What you should do: When a line in the entries contains the word "heart", copy that line in full.

Exercise inputs:
•••

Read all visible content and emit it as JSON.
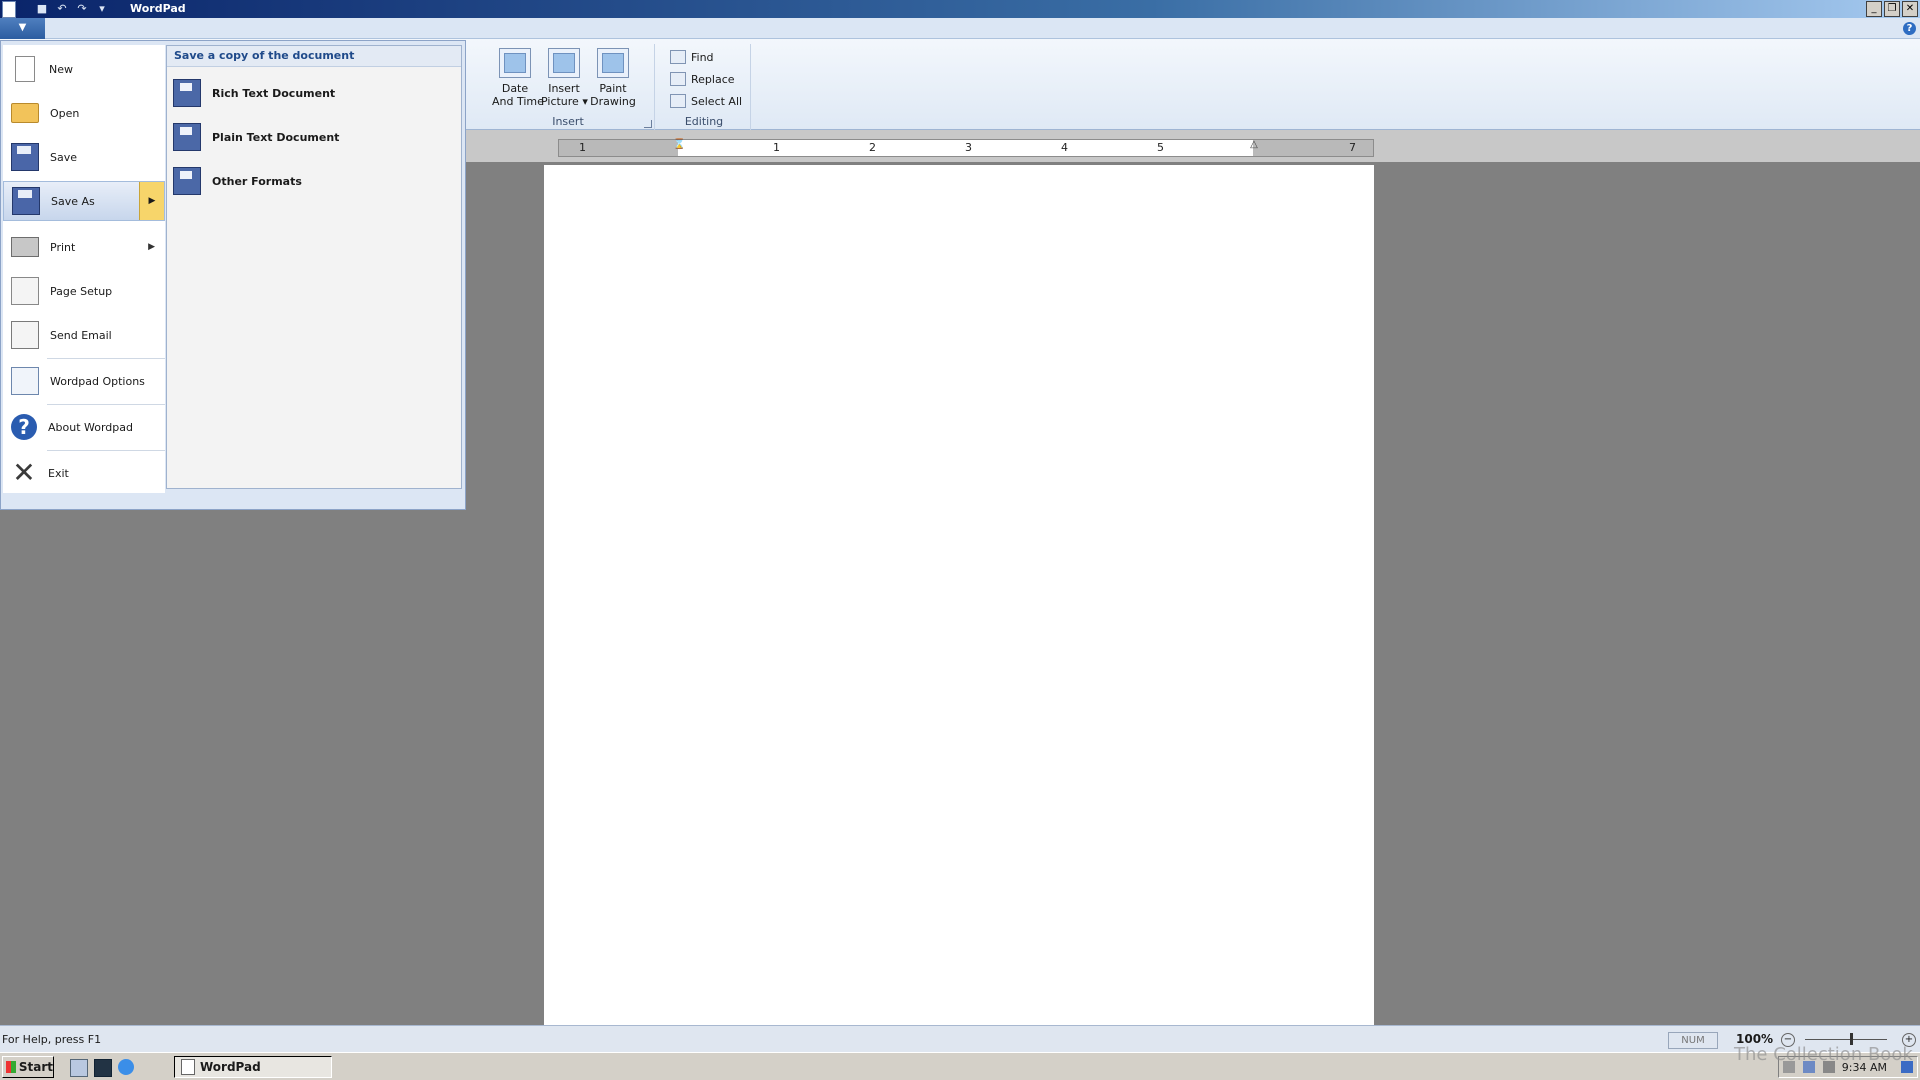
{
  "window": {
    "title": "WordPad",
    "quick_access": [
      "save-icon",
      "undo-icon",
      "redo-icon",
      "customize-icon"
    ],
    "controls": [
      "_",
      "❐",
      "✕"
    ]
  },
  "ribbon": {
    "help": "?",
    "insert_group": {
      "label": "Insert",
      "buttons": [
        {
          "label": "Date\nAnd Time",
          "icon": "calendar-clock-icon"
        },
        {
          "label": "Insert\nPicture ▾",
          "icon": "picture-icon"
        },
        {
          "label": "Paint\nDrawing",
          "icon": "paint-icon"
        }
      ]
    },
    "editing_group": {
      "label": "Editing",
      "buttons": [
        {
          "label": "Find",
          "icon": "binoculars-icon"
        },
        {
          "label": "Replace",
          "icon": "replace-icon"
        },
        {
          "label": "Select All",
          "icon": "select-all-icon"
        }
      ]
    }
  },
  "ruler": {
    "numbers": [
      "1",
      "1",
      "2",
      "3",
      "4",
      "5",
      "7"
    ]
  },
  "app_menu": {
    "items": [
      {
        "label": "New",
        "icon": "new-document-icon"
      },
      {
        "label": "Open",
        "icon": "open-folder-icon"
      },
      {
        "label": "Save",
        "icon": "save-icon"
      },
      {
        "label": "Save As",
        "icon": "save-as-icon",
        "submenu": true,
        "active": true
      },
      {
        "label": "Print",
        "icon": "printer-icon",
        "submenu": true
      },
      {
        "label": "Page Setup",
        "icon": "page-setup-icon"
      },
      {
        "label": "Send Email",
        "icon": "email-icon"
      },
      {
        "label": "Wordpad Options",
        "icon": "options-icon"
      },
      {
        "label": "About Wordpad",
        "icon": "help-icon"
      },
      {
        "label": "Exit",
        "icon": "exit-icon"
      }
    ],
    "submenu": {
      "header": "Save a copy of the document",
      "items": [
        {
          "label": "Rich Text Document",
          "icon": "rtf-save-icon"
        },
        {
          "label": "Plain Text Document",
          "icon": "txt-save-icon"
        },
        {
          "label": "Other Formats",
          "icon": "other-formats-icon"
        }
      ]
    }
  },
  "statusbar": {
    "help_text": "For Help, press F1",
    "num": "NUM",
    "zoom": "100%",
    "zoom_out": "−",
    "zoom_in": "+"
  },
  "taskbar": {
    "start": "Start",
    "task": "WordPad",
    "clock": "9:34 AM"
  },
  "watermark": "The Collection Book"
}
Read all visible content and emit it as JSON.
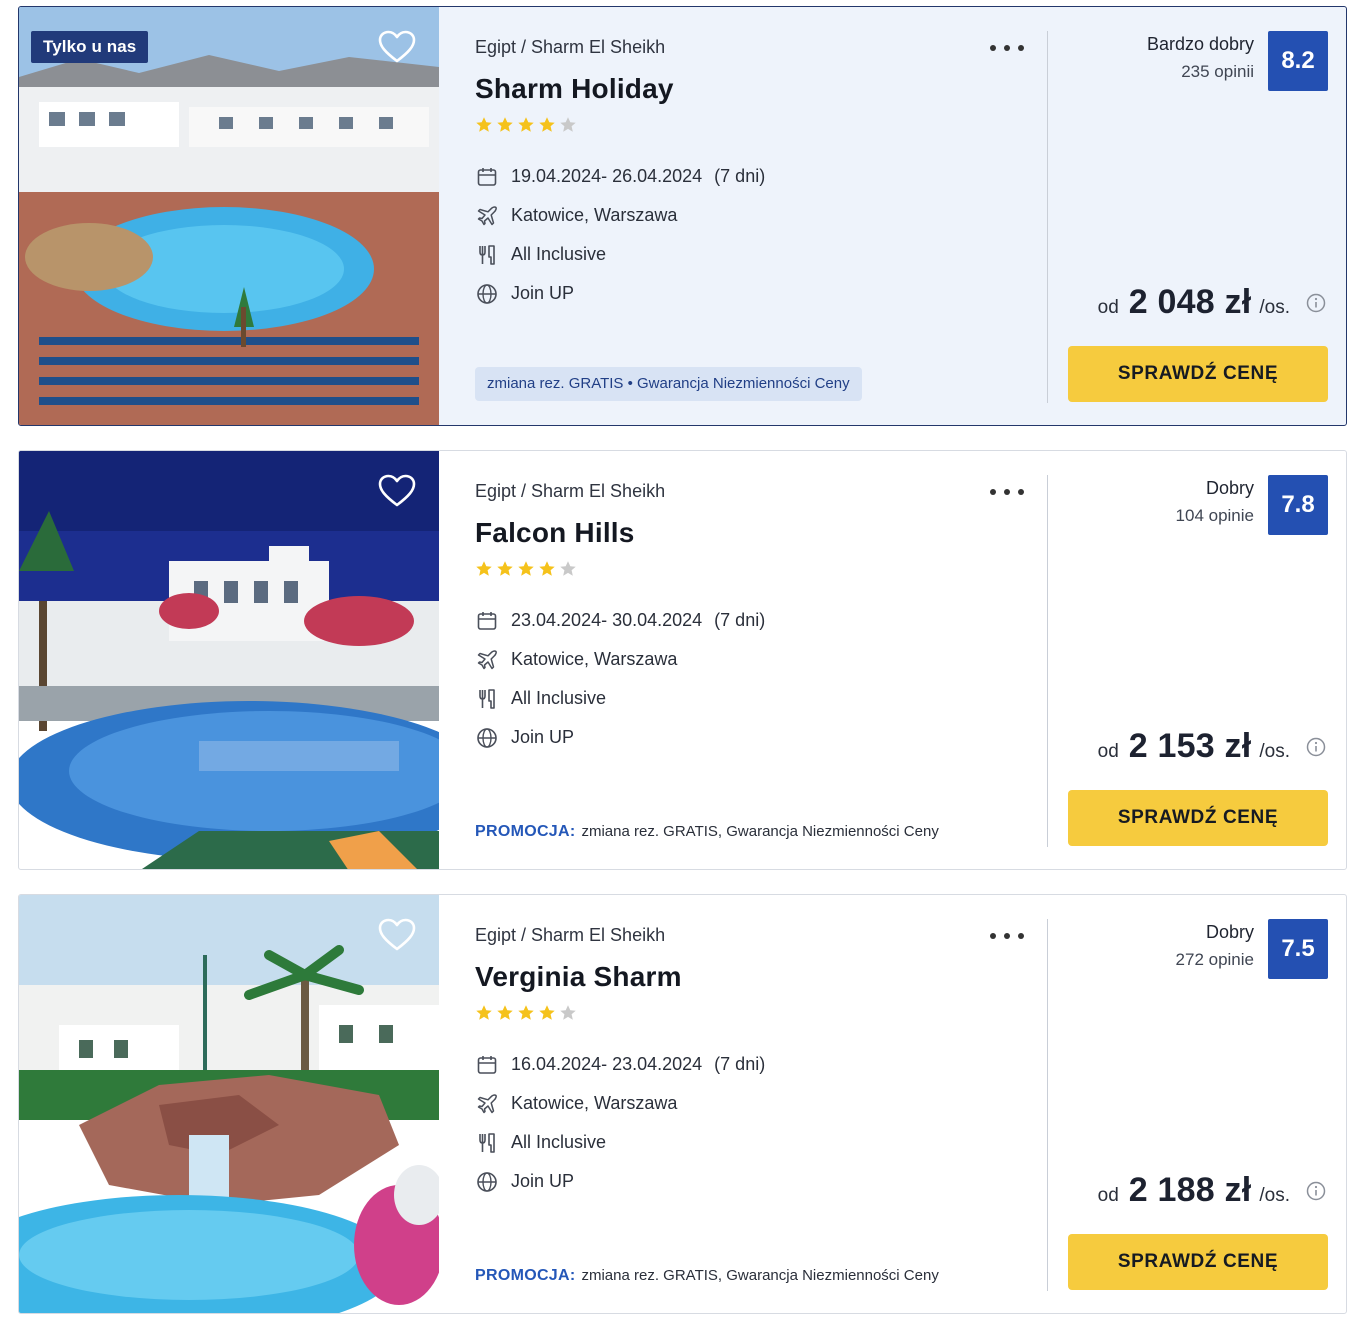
{
  "offers": [
    {
      "badge": "Tylko u nas",
      "location": "Egipt / Sharm El Sheikh",
      "name": "Sharm Holiday",
      "stars": 4,
      "dates": "19.04.2024- 26.04.2024",
      "duration": "(7 dni)",
      "departure": "Katowice, Warszawa",
      "board": "All Inclusive",
      "operator": "Join UP",
      "tags": "zmiana rez. GRATIS • Gwarancja Niezmienności Ceny",
      "rating_label": "Bardzo dobry",
      "rating_count": "235 opinii",
      "score": "8.2",
      "price_prefix": "od",
      "price": "2 048 zł",
      "price_unit": "/os.",
      "cta": "SPRAWDŹ CENĘ"
    },
    {
      "location": "Egipt / Sharm El Sheikh",
      "name": "Falcon Hills",
      "stars": 4,
      "dates": "23.04.2024- 30.04.2024",
      "duration": "(7 dni)",
      "departure": "Katowice, Warszawa",
      "board": "All Inclusive",
      "operator": "Join UP",
      "promo_label": "PROMOCJA:",
      "promo_text": "zmiana rez. GRATIS, Gwarancja Niezmienności Ceny",
      "rating_label": "Dobry",
      "rating_count": "104 opinie",
      "score": "7.8",
      "price_prefix": "od",
      "price": "2 153 zł",
      "price_unit": "/os.",
      "cta": "SPRAWDŹ CENĘ"
    },
    {
      "location": "Egipt / Sharm El Sheikh",
      "name": "Verginia Sharm",
      "stars": 4,
      "dates": "16.04.2024- 23.04.2024",
      "duration": "(7 dni)",
      "departure": "Katowice, Warszawa",
      "board": "All Inclusive",
      "operator": "Join UP",
      "promo_label": "PROMOCJA:",
      "promo_text": "zmiana rez. GRATIS, Gwarancja Niezmienności Ceny",
      "rating_label": "Dobry",
      "rating_count": "272 opinie",
      "score": "7.5",
      "price_prefix": "od",
      "price": "2 188 zł",
      "price_unit": "/os.",
      "cta": "SPRAWDŹ CENĘ"
    }
  ],
  "colors": {
    "accent_navy": "#213a7a",
    "score_blue": "#2450b2",
    "cta_yellow": "#f6cb3e",
    "star_filled": "#f5c21b",
    "star_empty": "#c9c9c9",
    "promo_blue": "#2457b8",
    "highlight_bg": "#eef3fb"
  },
  "icons": {
    "favorite": "heart-outline-icon",
    "more": "more-horizontal-icon",
    "dates": "calendar-icon",
    "departure": "plane-icon",
    "board": "cutlery-icon",
    "operator": "globe-icon",
    "price_info": "info-circle-icon",
    "rating": "star-icon"
  }
}
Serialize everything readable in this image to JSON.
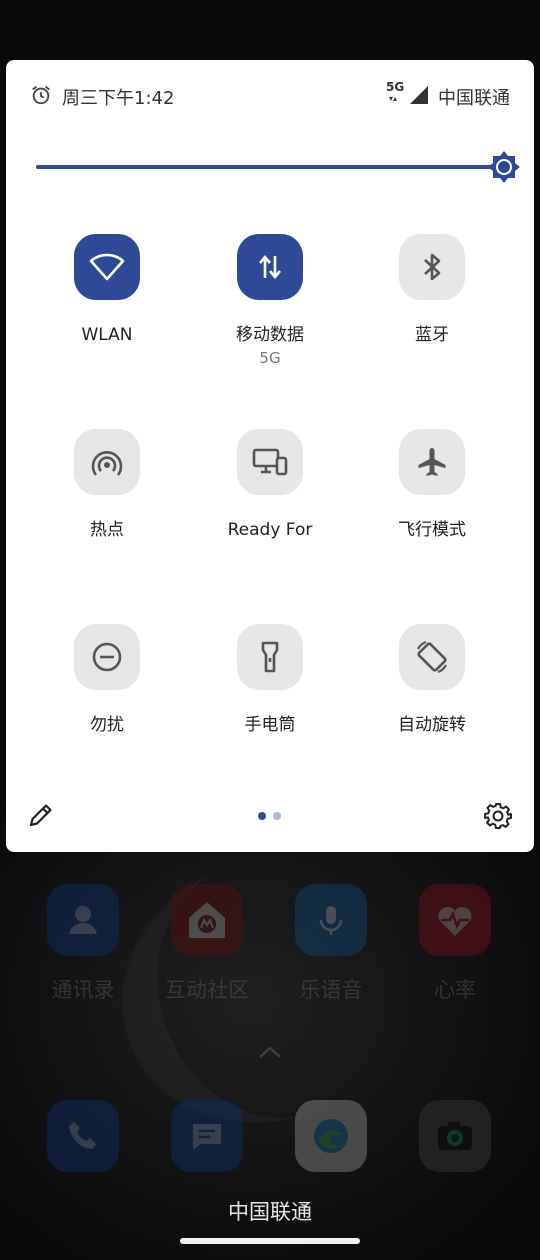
{
  "status_bar": {
    "time": "周三下午1:42",
    "network_type": "5G",
    "carrier": "中国联通"
  },
  "brightness": {
    "level": 1.0
  },
  "tiles": [
    {
      "label": "WLAN",
      "sub": "",
      "icon": "wifi-icon",
      "active": true
    },
    {
      "label": "移动数据",
      "sub": "5G",
      "icon": "mobile-data-icon",
      "active": true
    },
    {
      "label": "蓝牙",
      "sub": "",
      "icon": "bluetooth-icon",
      "active": false
    },
    {
      "label": "热点",
      "sub": "",
      "icon": "hotspot-icon",
      "active": false
    },
    {
      "label": "Ready For",
      "sub": "",
      "icon": "ready-for-icon",
      "active": false
    },
    {
      "label": "飞行模式",
      "sub": "",
      "icon": "airplane-icon",
      "active": false
    },
    {
      "label": "勿扰",
      "sub": "",
      "icon": "do-not-disturb-icon",
      "active": false
    },
    {
      "label": "手电筒",
      "sub": "",
      "icon": "flashlight-icon",
      "active": false
    },
    {
      "label": "自动旋转",
      "sub": "",
      "icon": "auto-rotate-icon",
      "active": false
    }
  ],
  "pagination": {
    "current": 1,
    "total": 2
  },
  "home_apps": [
    {
      "label": "通讯录",
      "icon": "contacts-icon"
    },
    {
      "label": "互动社区",
      "icon": "community-icon"
    },
    {
      "label": "乐语音",
      "icon": "voice-icon"
    },
    {
      "label": "心率",
      "icon": "heart-rate-icon"
    }
  ],
  "dock_apps": [
    {
      "icon": "phone-icon"
    },
    {
      "icon": "messages-icon"
    },
    {
      "icon": "edge-browser-icon"
    },
    {
      "icon": "camera-icon"
    }
  ],
  "bottom_carrier": "中国联通",
  "colors": {
    "accent": "#2e4a96",
    "tile_inactive": "#e6e6e6",
    "panel_bg": "#ffffff"
  }
}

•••

Response:
    "favorite": "heart-outline-icon",
      "icon": "heart-rate-icon"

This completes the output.